Female Pelvic Medicine and Reconstructive Surgery

Appointment New Patient Appointment or 214-645-8300

Pelvic floor dysfunctions, including pelvic organ prolapseurinary incontinencefecal incontinence, sexual dysfunction, and chronic pelvic pain, affect about half of all women and can lead to decreased quality of life.

One of the Nation’s Leading Female Pelvic Medicine Divisions

UT Southwestern Medical Center has one of the largest Female Pelvic Medicine and Reconstructive Surgery divisions in the country. Our providers are some of the nation’s leading researchers, educators, and providers. 

We offer a full range of treatments for urinary and pelvic floor conditions as well as provide comprehensive pelvic floor evaluation, including urodynamic testing, office cystoscopy, and endoanal sonography evaluation.

To meet the needs of our patients, we take a multidisciplinary approach to care and collaborate with colorectal, physical therapy, pain management, and other specialists.

Conditions We Treat

Common disorders we treat include:

  • Constipation
  • Defecatory disorders
  • Genitourinary anomalies
  • Fecal incontinence
  • Female sexual dysfunction

Diagnosing Female Pelvic Medicine and Reconstructive Surgery Conditions

Patient care begins with a comprehensive diagnostic evaluation that includes a history, a physical examination, and a thorough discussion of symptoms.

Our urodynamics laboratory provides a comprehensive array of diagnostic studies to determine the cause of urinary and fecal incontinence and other pelvic floor disorders.

Treating Female Pelvic Medicine and Reconstructive Surgery Conditions

Once a diagnosis has been made, we offer the latest surgical and nonsurgical treatment options.

Nonsurgical Treatments

Our nonsurgical therapies include:

  • Pelvic floor biofeedback: Muscle retraining to help patients learn to strengthen or relax pelvic floor muscles
  • Pelvic floor therapy: Manual therapy to help strengthen or modify the pelvic floor
  • Botox bladder injections: A muscle relaxant that can be helpful for urinary incontinence
  • Urethral bulking agents: Injections that can help treat urinary incontinence in women
  • Pelvic floor electrical stimulation: Electrical stimulations to rehabilitate weak pelvic floor muscles
  • Percutaneous tibial nerve stimulation: Minimally invasive form of neuromodulation used to treat overactive bladder
  • Bladder instillation: A combination drug therapy to help painful bladder or cystitis symptoms
  • Pessary fitting and maintenance: A removable device that can support areas of pelvic organ prolapse
  • Pelvic floor trigger point injections: Medication injections into trigger points that help treat chronic pelvic pain syndrome

Surgical Treatments

Our surgical interventions include:

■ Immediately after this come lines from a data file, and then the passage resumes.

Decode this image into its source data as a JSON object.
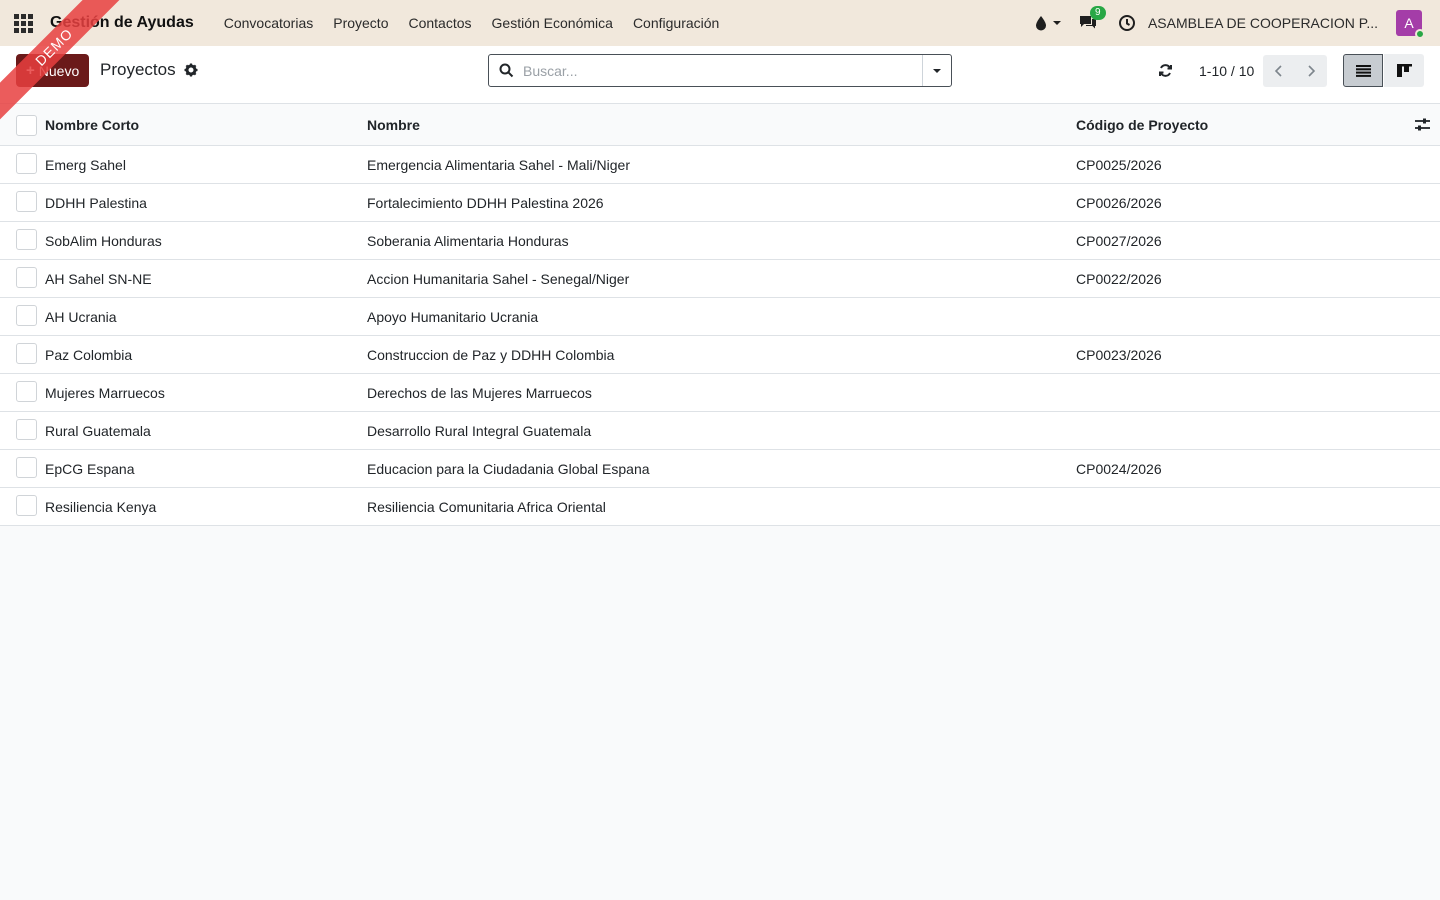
{
  "navbar": {
    "brand": "Gestión de Ayudas",
    "menu": [
      "Convocatorias",
      "Proyecto",
      "Contactos",
      "Gestión Económica",
      "Configuración"
    ],
    "messages_count": "9",
    "company": "ASAMBLEA DE COOPERACION P...",
    "avatar_letter": "A"
  },
  "ribbon": "DEMO",
  "control": {
    "new_label": "Nuevo",
    "breadcrumb": "Proyectos",
    "search_placeholder": "Buscar...",
    "pager": "1-10 / 10"
  },
  "table": {
    "columns": [
      "Nombre Corto",
      "Nombre",
      "Código de Proyecto"
    ],
    "rows": [
      [
        "Emerg Sahel",
        "Emergencia Alimentaria Sahel - Mali/Niger",
        "CP0025/2026"
      ],
      [
        "DDHH Palestina",
        "Fortalecimiento DDHH Palestina 2026",
        "CP0026/2026"
      ],
      [
        "SobAlim Honduras",
        "Soberania Alimentaria Honduras",
        "CP0027/2026"
      ],
      [
        "AH Sahel SN-NE",
        "Accion Humanitaria Sahel - Senegal/Niger",
        "CP0022/2026"
      ],
      [
        "AH Ucrania",
        "Apoyo Humanitario Ucrania",
        ""
      ],
      [
        "Paz Colombia",
        "Construccion de Paz y DDHH Colombia",
        "CP0023/2026"
      ],
      [
        "Mujeres Marruecos",
        "Derechos de las Mujeres Marruecos",
        ""
      ],
      [
        "Rural Guatemala",
        "Desarrollo Rural Integral Guatemala",
        ""
      ],
      [
        "EpCG Espana",
        "Educacion para la Ciudadania Global Espana",
        "CP0024/2026"
      ],
      [
        "Resiliencia Kenya",
        "Resiliencia Comunitaria Africa Oriental",
        ""
      ]
    ]
  },
  "colors": {
    "navbar_bg": "#f1e8dc",
    "primary": "#6b1a1a",
    "badge": "#28a745",
    "avatar": "#a43da8",
    "ribbon": "#e83f3f"
  },
  "icons": [
    "apps-grid-icon",
    "theme-drop-icon",
    "caret-down-icon",
    "chat-icon",
    "clock-icon",
    "gear-icon",
    "search-icon",
    "refresh-icon",
    "chevron-left-icon",
    "chevron-right-icon",
    "list-view-icon",
    "kanban-view-icon",
    "column-options-icon"
  ]
}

  • Abdominal sacrocolpopexy: A surgery to correct the supporting muscles, ligaments, and tissues of the vagina
  • Uterosacral ligament suspension: An operation that restores support to the uterus or vagina
  • Sacrospinous fixation: An additional operation that restores support to the uterus or vagina
  • DaVinci robot-assisted prolapse procedures: A minimally invasive way to surgically treat prolapse
  • Midurethral sling: Provides support under the urethra to prevent it from dropping during physical activity
  • Burch urothropexy: A surgical procedure in which support is provided to the urethra
  • Pubovaginal sling: A procedure used to manage urinary incontinence
  • Anterior and/or posterior repairs: Including repairs to both the vagina and the bladder
  • Fistula repairs: Repairs to vaginal fistulas
  • Congenital anomaly repairs: Including repairs to many congenital pelvic floor anomalies
  • Ureteral stents: A thin tube inserted into the ureter to help obstruction of urine flow
  • Mesh removal: Removal of vaginal mesh that was previously placed to treat pelvic organ prolapse or urinary incontinence    
  • Sacral neuromodulation: An implanted neurostimulator electrically stimulates the sacral nerve to help treat urinary and fecal incontinence

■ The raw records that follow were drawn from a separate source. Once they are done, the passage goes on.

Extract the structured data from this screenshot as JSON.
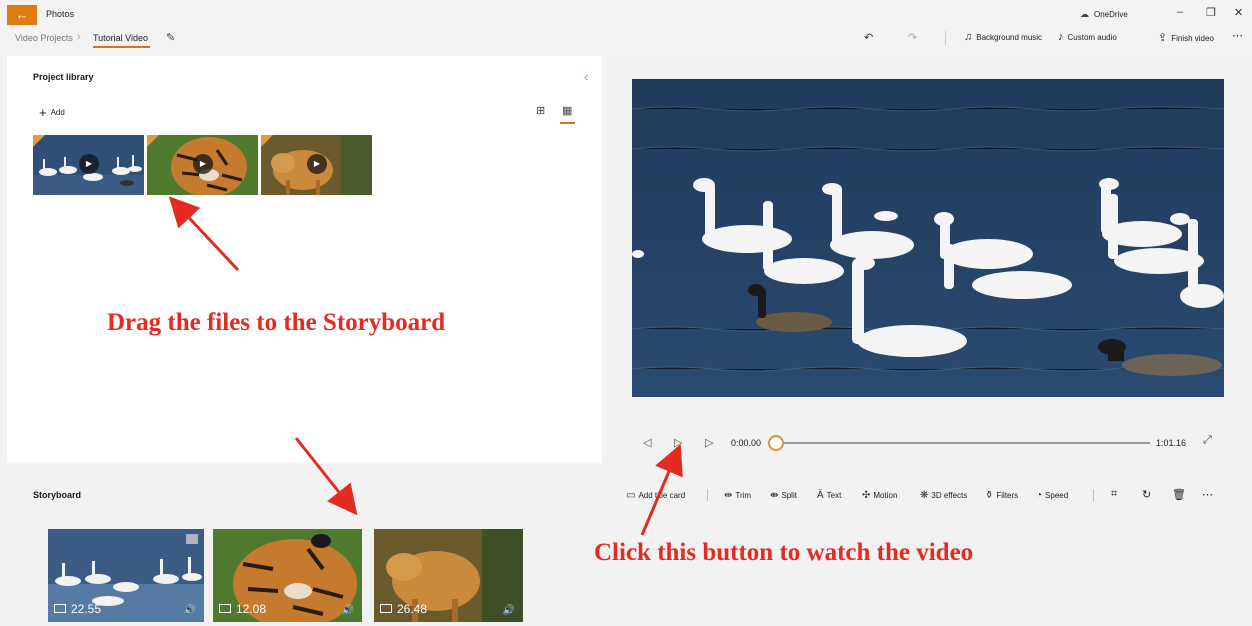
{
  "titlebar": {
    "app_title": "Photos",
    "back_icon": "back-arrow-icon",
    "breadcrumb": [
      "Video Projects",
      "Tutorial Video"
    ],
    "onedrive_label": "OneDrive",
    "toolbar": {
      "background_music": "Background music",
      "custom_audio": "Custom audio",
      "finish_video": "Finish video"
    },
    "accent_color": "#e07b12"
  },
  "library": {
    "title": "Project library",
    "add_label": "Add",
    "clips": [
      {
        "subject": "swans"
      },
      {
        "subject": "tiger"
      },
      {
        "subject": "wolf"
      }
    ]
  },
  "player": {
    "time_current": "0:00.00",
    "time_total": "1:01.16"
  },
  "storyboard": {
    "title": "Storyboard",
    "tools": {
      "add_title_card": "Add title card",
      "trim": "Trim",
      "split": "Split",
      "text": "Text",
      "motion": "Motion",
      "effects_3d": "3D effects",
      "filters": "Filters",
      "speed": "Speed"
    },
    "clips": [
      {
        "duration": "22.55"
      },
      {
        "duration": "12.08"
      },
      {
        "duration": "26.48"
      }
    ]
  },
  "annotations": {
    "drag_hint": "Drag the files to the Storyboard",
    "play_hint": "Click this button to watch the video",
    "color": "#e32b22"
  }
}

Clinical Trials

Research being performed at UT Southwestern is comparing available treatments for bothersome mixed urinary incontinence, which is the presence of leakage both from physical stress (for example, cough, laugh, or sneeze) and when there is too little warning time and a sudden, strong desire to pass urine results in leakage (so-called urgency urinary incontinence). An ongoing clinical trial, led by UT Southwestern’s David Rahn, M.D., is comparing two different methods for treatment: mid-urethral sling surgery for treating stress urinary incontinence, and Botox injections in the bladder for treating urgency urinary incontinence. Both procedures are standard treatments and are not experimental, but the study team wants to see which one will help most for women with both types of incontinence.